.2277*(.00005*(GDP) + 25925) + .4559*(626.68*(Wins)- 20623) + .2211*(.0008*(Population) + 25494) + .095 (league average attendance)
That is a laundry list of numbers and variables, so here is how it breaks down: 22.77% of the variance in attendance is believed to be caused by GDP within a metro area, 45.59% is believed to be caused by win total, 22.11% is believed to be caused by population size, and the remaining 9.5% is being treated as the cause of the fact that people simply enjoy going to baseball games and will do so regardless of the market they are in. (Note: Other variables such as age demographics and unemployment rate were tested and found to have no noticeable relationship with attendance.) Below is a graph of the relationship between actual vs. predicted attendance:
Since the relationship between GDP and attendance was the weakest of the three, I wanted to see how the model would do if GDP was not used in the equation. When GDP is removed,the equation becomes:
4559*(626.68*(Wins)- 20623) + .2211*(.0008*(Population) + 25494) + .323 (league average attendance)
The results of this change are shown below:
When wins, population size, and a given assumption that people will attend games simply because they love baseball are used to to predict attendance, a relatively strong model can be formed (.72 R) that is stronger than simply using wins alone.
Current MLB cities are prime real estate for MLB franchises.
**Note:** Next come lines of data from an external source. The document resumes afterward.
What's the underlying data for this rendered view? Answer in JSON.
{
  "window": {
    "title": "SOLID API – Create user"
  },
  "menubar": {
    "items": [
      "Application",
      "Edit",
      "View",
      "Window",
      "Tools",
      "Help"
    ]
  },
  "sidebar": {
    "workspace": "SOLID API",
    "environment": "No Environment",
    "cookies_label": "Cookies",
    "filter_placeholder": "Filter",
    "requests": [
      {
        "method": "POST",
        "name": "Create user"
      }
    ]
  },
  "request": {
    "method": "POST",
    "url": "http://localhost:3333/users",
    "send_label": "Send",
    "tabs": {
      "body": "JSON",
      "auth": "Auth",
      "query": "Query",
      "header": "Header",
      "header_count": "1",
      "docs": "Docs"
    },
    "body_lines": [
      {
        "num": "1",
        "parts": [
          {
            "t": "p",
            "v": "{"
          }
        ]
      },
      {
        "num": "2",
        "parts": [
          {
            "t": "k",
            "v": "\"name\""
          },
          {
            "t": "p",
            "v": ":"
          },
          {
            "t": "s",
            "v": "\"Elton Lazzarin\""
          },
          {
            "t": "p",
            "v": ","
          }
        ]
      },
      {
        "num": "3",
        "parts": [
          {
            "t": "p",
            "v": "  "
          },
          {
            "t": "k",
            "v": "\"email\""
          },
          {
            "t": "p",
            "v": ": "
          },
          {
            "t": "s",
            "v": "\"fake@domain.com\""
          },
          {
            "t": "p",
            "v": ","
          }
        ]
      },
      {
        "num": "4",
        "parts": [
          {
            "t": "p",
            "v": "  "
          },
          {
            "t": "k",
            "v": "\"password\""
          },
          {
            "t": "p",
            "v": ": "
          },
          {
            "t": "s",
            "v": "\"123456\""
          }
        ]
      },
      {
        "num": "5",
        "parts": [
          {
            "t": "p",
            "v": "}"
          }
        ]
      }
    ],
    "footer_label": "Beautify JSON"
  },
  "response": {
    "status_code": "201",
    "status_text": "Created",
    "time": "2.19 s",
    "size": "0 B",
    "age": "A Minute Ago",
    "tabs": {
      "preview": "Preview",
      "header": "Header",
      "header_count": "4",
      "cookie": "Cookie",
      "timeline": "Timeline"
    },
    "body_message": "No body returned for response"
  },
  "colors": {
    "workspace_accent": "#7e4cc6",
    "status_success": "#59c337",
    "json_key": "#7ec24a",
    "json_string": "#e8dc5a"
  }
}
They boast high populations, high GDP, high rates of GDP/Capita, high volumes of college graduates, and relatively low unemployment rates when compared to the other 20 metro areas included in this study. However, it appears that not all current MLB franchises are thriving in their cities, which means that the next MLB city is going to have to do more than score well in the given model for predicted attendance. In the next post, I will start breaking down metro areas and analyze whether or not they are viable options to become the next MLB host.